▶ [Input for this task]:
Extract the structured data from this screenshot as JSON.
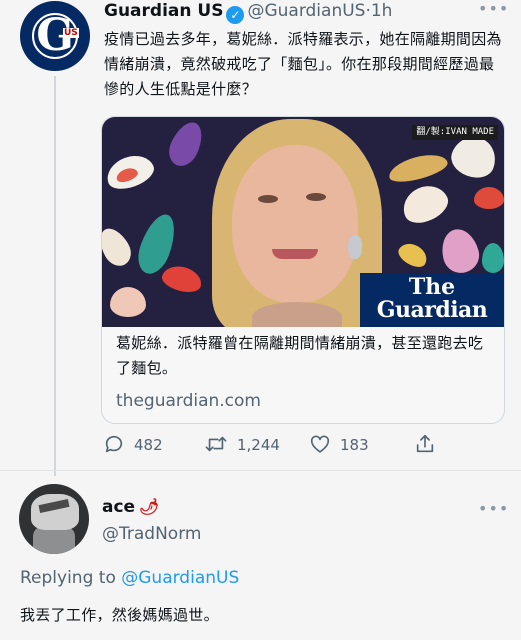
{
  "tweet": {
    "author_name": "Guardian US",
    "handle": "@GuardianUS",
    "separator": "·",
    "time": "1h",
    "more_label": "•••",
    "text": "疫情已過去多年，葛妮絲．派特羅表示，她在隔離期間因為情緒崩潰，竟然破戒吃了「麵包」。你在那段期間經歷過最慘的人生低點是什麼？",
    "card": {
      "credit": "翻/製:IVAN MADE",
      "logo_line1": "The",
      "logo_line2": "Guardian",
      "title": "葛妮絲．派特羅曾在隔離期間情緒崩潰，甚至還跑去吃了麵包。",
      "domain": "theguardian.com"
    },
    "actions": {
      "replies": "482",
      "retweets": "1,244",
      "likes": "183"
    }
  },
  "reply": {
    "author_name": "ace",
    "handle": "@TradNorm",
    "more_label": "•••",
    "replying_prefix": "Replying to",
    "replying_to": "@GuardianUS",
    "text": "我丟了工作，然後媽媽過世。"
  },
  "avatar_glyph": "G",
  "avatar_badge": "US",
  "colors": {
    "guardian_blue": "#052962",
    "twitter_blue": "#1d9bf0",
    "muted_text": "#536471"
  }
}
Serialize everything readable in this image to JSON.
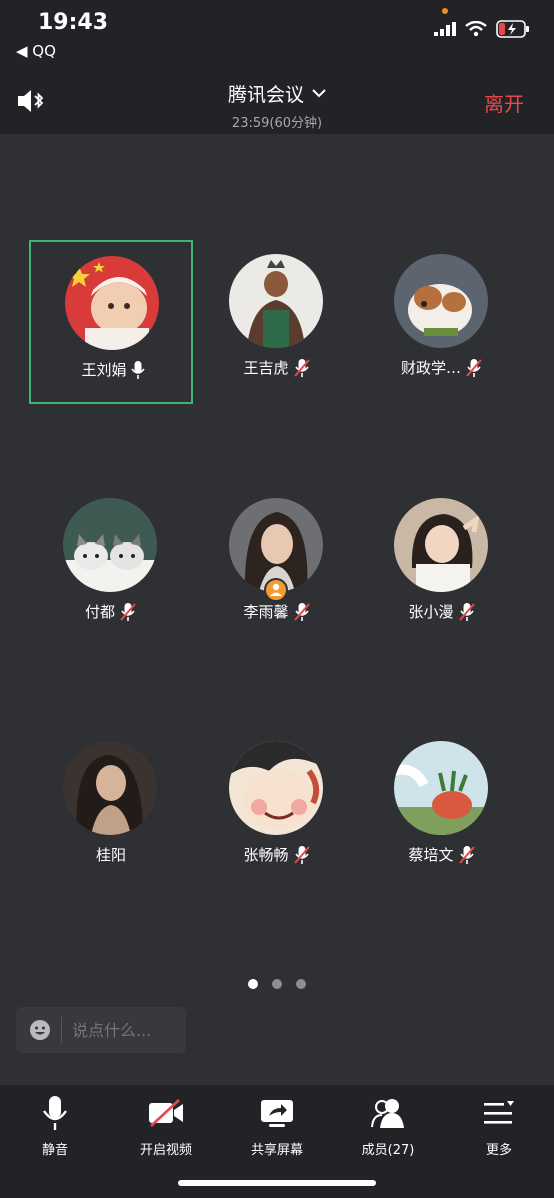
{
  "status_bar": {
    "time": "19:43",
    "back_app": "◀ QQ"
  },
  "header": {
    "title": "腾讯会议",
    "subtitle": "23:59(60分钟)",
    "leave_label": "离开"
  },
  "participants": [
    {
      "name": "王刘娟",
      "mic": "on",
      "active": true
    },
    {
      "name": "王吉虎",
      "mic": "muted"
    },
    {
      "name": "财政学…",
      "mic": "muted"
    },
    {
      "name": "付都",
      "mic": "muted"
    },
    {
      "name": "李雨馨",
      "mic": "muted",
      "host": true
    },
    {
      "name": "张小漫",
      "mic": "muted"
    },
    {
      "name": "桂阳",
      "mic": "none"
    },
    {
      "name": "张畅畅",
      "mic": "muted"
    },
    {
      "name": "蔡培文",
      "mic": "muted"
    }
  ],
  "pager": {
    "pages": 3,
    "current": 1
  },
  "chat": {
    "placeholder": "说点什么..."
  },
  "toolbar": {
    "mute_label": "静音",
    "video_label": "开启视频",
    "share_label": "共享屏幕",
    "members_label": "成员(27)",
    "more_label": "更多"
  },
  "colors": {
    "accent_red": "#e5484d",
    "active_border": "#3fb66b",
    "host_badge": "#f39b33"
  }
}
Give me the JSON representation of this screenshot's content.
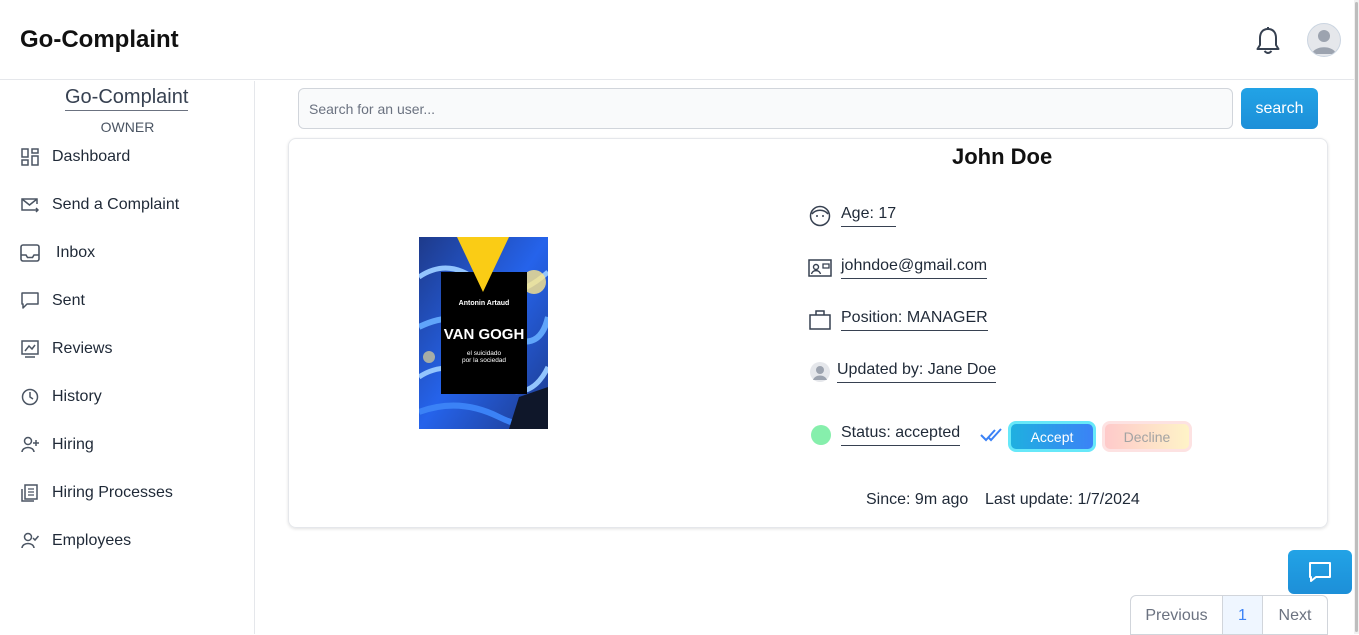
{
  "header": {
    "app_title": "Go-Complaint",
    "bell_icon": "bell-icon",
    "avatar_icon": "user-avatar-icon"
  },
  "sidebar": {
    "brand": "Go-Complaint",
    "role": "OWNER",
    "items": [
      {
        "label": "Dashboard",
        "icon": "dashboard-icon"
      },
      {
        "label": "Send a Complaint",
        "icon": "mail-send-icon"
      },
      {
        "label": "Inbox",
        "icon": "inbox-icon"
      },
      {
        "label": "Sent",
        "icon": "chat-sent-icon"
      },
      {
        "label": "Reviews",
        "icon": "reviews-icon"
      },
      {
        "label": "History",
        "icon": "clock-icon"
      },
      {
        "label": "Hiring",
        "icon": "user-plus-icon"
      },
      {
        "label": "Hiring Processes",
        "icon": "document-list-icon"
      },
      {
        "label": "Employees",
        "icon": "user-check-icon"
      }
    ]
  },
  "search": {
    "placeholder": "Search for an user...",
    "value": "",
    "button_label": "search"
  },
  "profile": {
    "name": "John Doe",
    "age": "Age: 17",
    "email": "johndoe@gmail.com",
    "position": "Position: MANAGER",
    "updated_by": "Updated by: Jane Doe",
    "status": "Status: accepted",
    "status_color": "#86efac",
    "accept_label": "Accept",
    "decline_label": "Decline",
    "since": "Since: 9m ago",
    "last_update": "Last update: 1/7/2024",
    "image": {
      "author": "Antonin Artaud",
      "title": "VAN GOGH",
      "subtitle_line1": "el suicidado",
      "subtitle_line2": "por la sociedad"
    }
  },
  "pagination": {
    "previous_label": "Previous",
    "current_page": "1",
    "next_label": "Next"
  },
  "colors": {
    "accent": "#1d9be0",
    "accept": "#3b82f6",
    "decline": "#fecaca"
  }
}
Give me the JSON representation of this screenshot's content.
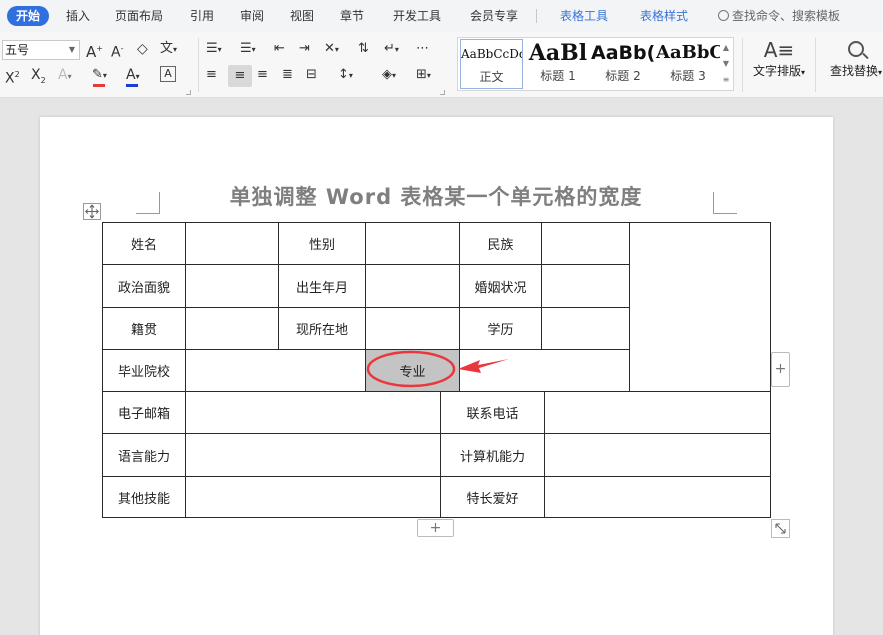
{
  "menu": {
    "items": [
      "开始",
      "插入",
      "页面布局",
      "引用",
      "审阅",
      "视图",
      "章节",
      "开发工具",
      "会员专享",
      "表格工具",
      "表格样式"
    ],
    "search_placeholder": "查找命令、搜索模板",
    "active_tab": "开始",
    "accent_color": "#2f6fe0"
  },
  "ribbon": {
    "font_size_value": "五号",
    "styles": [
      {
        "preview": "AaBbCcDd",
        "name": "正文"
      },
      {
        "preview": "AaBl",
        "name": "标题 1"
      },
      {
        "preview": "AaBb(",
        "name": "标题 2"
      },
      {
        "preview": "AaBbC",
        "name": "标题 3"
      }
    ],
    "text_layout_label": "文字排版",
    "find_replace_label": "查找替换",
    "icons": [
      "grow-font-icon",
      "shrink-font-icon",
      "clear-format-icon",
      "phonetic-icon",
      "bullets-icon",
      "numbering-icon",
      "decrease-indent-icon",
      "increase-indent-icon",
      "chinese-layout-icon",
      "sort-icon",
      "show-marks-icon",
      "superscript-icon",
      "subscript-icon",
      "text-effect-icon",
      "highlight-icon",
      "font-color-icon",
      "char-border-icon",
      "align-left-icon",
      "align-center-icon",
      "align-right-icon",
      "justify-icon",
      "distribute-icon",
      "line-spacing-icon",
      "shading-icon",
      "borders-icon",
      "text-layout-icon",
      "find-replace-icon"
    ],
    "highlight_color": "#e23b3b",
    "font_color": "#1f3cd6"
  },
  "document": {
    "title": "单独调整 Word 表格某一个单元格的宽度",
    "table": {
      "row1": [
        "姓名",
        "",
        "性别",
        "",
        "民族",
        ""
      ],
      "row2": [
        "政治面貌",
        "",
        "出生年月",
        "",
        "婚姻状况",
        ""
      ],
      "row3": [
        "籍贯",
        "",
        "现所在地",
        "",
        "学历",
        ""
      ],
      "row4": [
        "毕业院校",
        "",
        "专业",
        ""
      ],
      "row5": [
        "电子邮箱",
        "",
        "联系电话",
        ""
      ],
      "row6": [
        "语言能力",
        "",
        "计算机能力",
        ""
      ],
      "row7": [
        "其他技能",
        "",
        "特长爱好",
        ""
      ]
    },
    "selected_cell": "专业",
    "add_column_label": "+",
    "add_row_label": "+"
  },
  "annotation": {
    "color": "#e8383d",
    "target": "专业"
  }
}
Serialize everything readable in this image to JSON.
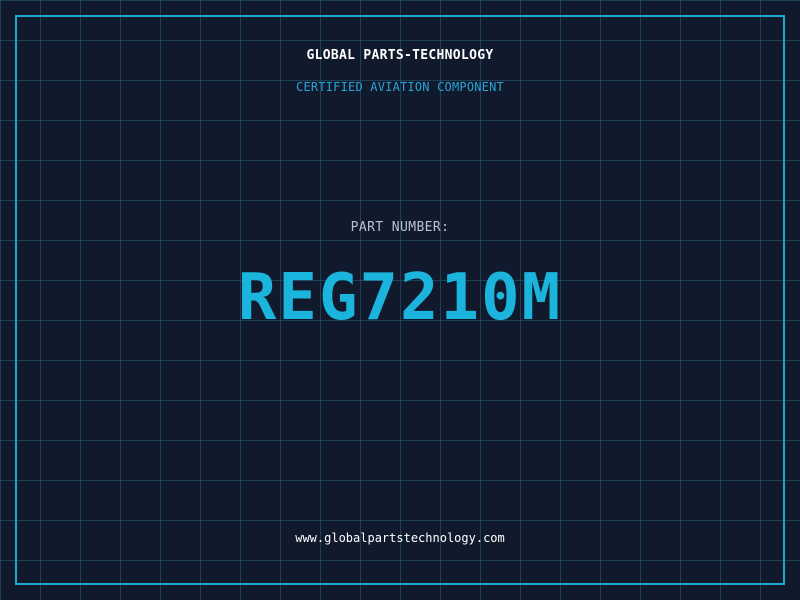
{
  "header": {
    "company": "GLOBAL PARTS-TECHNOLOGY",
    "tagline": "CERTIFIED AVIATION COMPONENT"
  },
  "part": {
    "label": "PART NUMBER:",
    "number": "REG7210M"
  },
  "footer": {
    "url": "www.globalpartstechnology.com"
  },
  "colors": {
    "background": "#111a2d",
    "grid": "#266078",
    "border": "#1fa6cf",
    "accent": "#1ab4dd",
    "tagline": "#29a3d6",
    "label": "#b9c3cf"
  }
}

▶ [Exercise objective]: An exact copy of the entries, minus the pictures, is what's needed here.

▶ [Finished task]:
Extract the structured data from this screenshot as JSON.
{
  "tweet": {
    "author_name": "Guardian US",
    "handle": "@GuardianUS",
    "separator": "·",
    "time": "1h",
    "more_label": "•••",
    "text": "疫情已過去多年，葛妮絲．派特羅表示，她在隔離期間因為情緒崩潰，竟然破戒吃了「麵包」。你在那段期間經歷過最慘的人生低點是什麼？",
    "card": {
      "credit": "翻/製:IVAN MADE",
      "logo_line1": "The",
      "logo_line2": "Guardian",
      "title": "葛妮絲．派特羅曾在隔離期間情緒崩潰，甚至還跑去吃了麵包。",
      "domain": "theguardian.com"
    },
    "actions": {
      "replies": "482",
      "retweets": "1,244",
      "likes": "183"
    }
  },
  "reply": {
    "author_name": "ace",
    "handle": "@TradNorm",
    "more_label": "•••",
    "replying_prefix": "Replying to",
    "replying_to": "@GuardianUS",
    "text": "我丟了工作，然後媽媽過世。"
  },
  "avatar_glyph": "G",
  "avatar_badge": "US",
  "colors": {
    "guardian_blue": "#052962",
    "twitter_blue": "#1d9bf0",
    "muted_text": "#536471"
  }
}
Serialize everything readable in this image to JSON.
{
  "status_bar": {
    "time": "19:43",
    "back_app": "◀ QQ"
  },
  "header": {
    "title": "腾讯会议",
    "subtitle": "23:59(60分钟)",
    "leave_label": "离开"
  },
  "participants": [
    {
      "name": "王刘娟",
      "mic": "on",
      "active": true
    },
    {
      "name": "王吉虎",
      "mic": "muted"
    },
    {
      "name": "财政学…",
      "mic": "muted"
    },
    {
      "name": "付都",
      "mic": "muted"
    },
    {
      "name": "李雨馨",
      "mic": "muted",
      "host": true
    },
    {
      "name": "张小漫",
      "mic": "muted"
    },
    {
      "name": "桂阳",
      "mic": "none"
    },
    {
      "name": "张畅畅",
      "mic": "muted"
    },
    {
      "name": "蔡培文",
      "mic": "muted"
    }
  ],
  "pager": {
    "pages": 3,
    "current": 1
  },
  "chat": {
    "placeholder": "说点什么..."
  },
  "toolbar": {
    "mute_label": "静音",
    "video_label": "开启视频",
    "share_label": "共享屏幕",
    "members_label": "成员(27)",
    "more_label": "更多"
  },
  "colors": {
    "accent_red": "#e5484d",
    "active_border": "#3fb66b",
    "host_badge": "#f39b33"
  }
}
Give me the JSON representation of this screenshot's content.
{
  "header": {
    "app_title": "Go-Complaint",
    "bell_icon": "bell-icon",
    "avatar_icon": "user-avatar-icon"
  },
  "sidebar": {
    "brand": "Go-Complaint",
    "role": "OWNER",
    "items": [
      {
        "label": "Dashboard",
        "icon": "dashboard-icon"
      },
      {
        "label": "Send a Complaint",
        "icon": "mail-send-icon"
      },
      {
        "label": "Inbox",
        "icon": "inbox-icon"
      },
      {
        "label": "Sent",
        "icon": "chat-sent-icon"
      },
      {
        "label": "Reviews",
        "icon": "reviews-icon"
      },
      {
        "label": "History",
        "icon": "clock-icon"
      },
      {
        "label": "Hiring",
        "icon": "user-plus-icon"
      },
      {
        "label": "Hiring Processes",
        "icon": "document-list-icon"
      },
      {
        "label": "Employees",
        "icon": "user-check-icon"
      }
    ]
  },
  "search": {
    "placeholder": "Search for an user...",
    "value": "",
    "button_label": "search"
  },
  "profile": {
    "name": "John Doe",
    "age": "Age: 17",
    "email": "johndoe@gmail.com",
    "position": "Position: MANAGER",
    "updated_by": "Updated by: Jane Doe",
    "status": "Status: accepted",
    "status_color": "#86efac",
    "accept_label": "Accept",
    "decline_label": "Decline",
    "since": "Since: 9m ago",
    "last_update": "Last update: 1/7/2024",
    "image": {
      "author": "Antonin Artaud",
      "title": "VAN GOGH",
      "subtitle_line1": "el suicidado",
      "subtitle_line2": "por la sociedad"
    }
  },
  "pagination": {
    "previous_label": "Previous",
    "current_page": "1",
    "next_label": "Next"
  },
  "colors": {
    "accent": "#1d9be0",
    "accept": "#3b82f6",
    "decline": "#fecaca"
  }
}
Give me the JSON representation of this screenshot's content.
{
  "menu": {
    "items": [
      "开始",
      "插入",
      "页面布局",
      "引用",
      "审阅",
      "视图",
      "章节",
      "开发工具",
      "会员专享",
      "表格工具",
      "表格样式"
    ],
    "search_placeholder": "查找命令、搜索模板",
    "active_tab": "开始",
    "accent_color": "#2f6fe0"
  },
  "ribbon": {
    "font_size_value": "五号",
    "styles": [
      {
        "preview": "AaBbCcDd",
        "name": "正文"
      },
      {
        "preview": "AaBl",
        "name": "标题 1"
      },
      {
        "preview": "AaBb(",
        "name": "标题 2"
      },
      {
        "preview": "AaBbC",
        "name": "标题 3"
      }
    ],
    "text_layout_label": "文字排版",
    "find_replace_label": "查找替换",
    "icons": [
      "grow-font-icon",
      "shrink-font-icon",
      "clear-format-icon",
      "phonetic-icon",
      "bullets-icon",
      "numbering-icon",
      "decrease-indent-icon",
      "increase-indent-icon",
      "chinese-layout-icon",
      "sort-icon",
      "show-marks-icon",
      "superscript-icon",
      "subscript-icon",
      "text-effect-icon",
      "highlight-icon",
      "font-color-icon",
      "char-border-icon",
      "align-left-icon",
      "align-center-icon",
      "align-right-icon",
      "justify-icon",
      "distribute-icon",
      "line-spacing-icon",
      "shading-icon",
      "borders-icon",
      "text-layout-icon",
      "find-replace-icon"
    ],
    "highlight_color": "#e23b3b",
    "font_color": "#1f3cd6"
  },
  "document": {
    "title": "单独调整 Word 表格某一个单元格的宽度",
    "table": {
      "row1": [
        "姓名",
        "",
        "性别",
        "",
        "民族",
        ""
      ],
      "row2": [
        "政治面貌",
        "",
        "出生年月",
        "",
        "婚姻状况",
        ""
      ],
      "row3": [
        "籍贯",
        "",
        "现所在地",
        "",
        "学历",
        ""
      ],
      "row4": [
        "毕业院校",
        "",
        "专业",
        ""
      ],
      "row5": [
        "电子邮箱",
        "",
        "联系电话",
        ""
      ],
      "row6": [
        "语言能力",
        "",
        "计算机能力",
        ""
      ],
      "row7": [
        "其他技能",
        "",
        "特长爱好",
        ""
      ]
    },
    "selected_cell": "专业",
    "add_column_label": "+",
    "add_row_label": "+"
  },
  "annotation": {
    "color": "#e8383d",
    "target": "专业"
  }
}
Serialize everything readable in this image to JSON.
{
  "header": {
    "company": "GLOBAL PARTS-TECHNOLOGY",
    "tagline": "CERTIFIED AVIATION COMPONENT"
  },
  "part": {
    "label": "PART NUMBER:",
    "number": "REG7210M"
  },
  "footer": {
    "url": "www.globalpartstechnology.com"
  },
  "colors": {
    "background": "#111a2d",
    "grid": "#266078",
    "border": "#1fa6cf",
    "accent": "#1ab4dd",
    "tagline": "#29a3d6",
    "label": "#b9c3cf"
  }
}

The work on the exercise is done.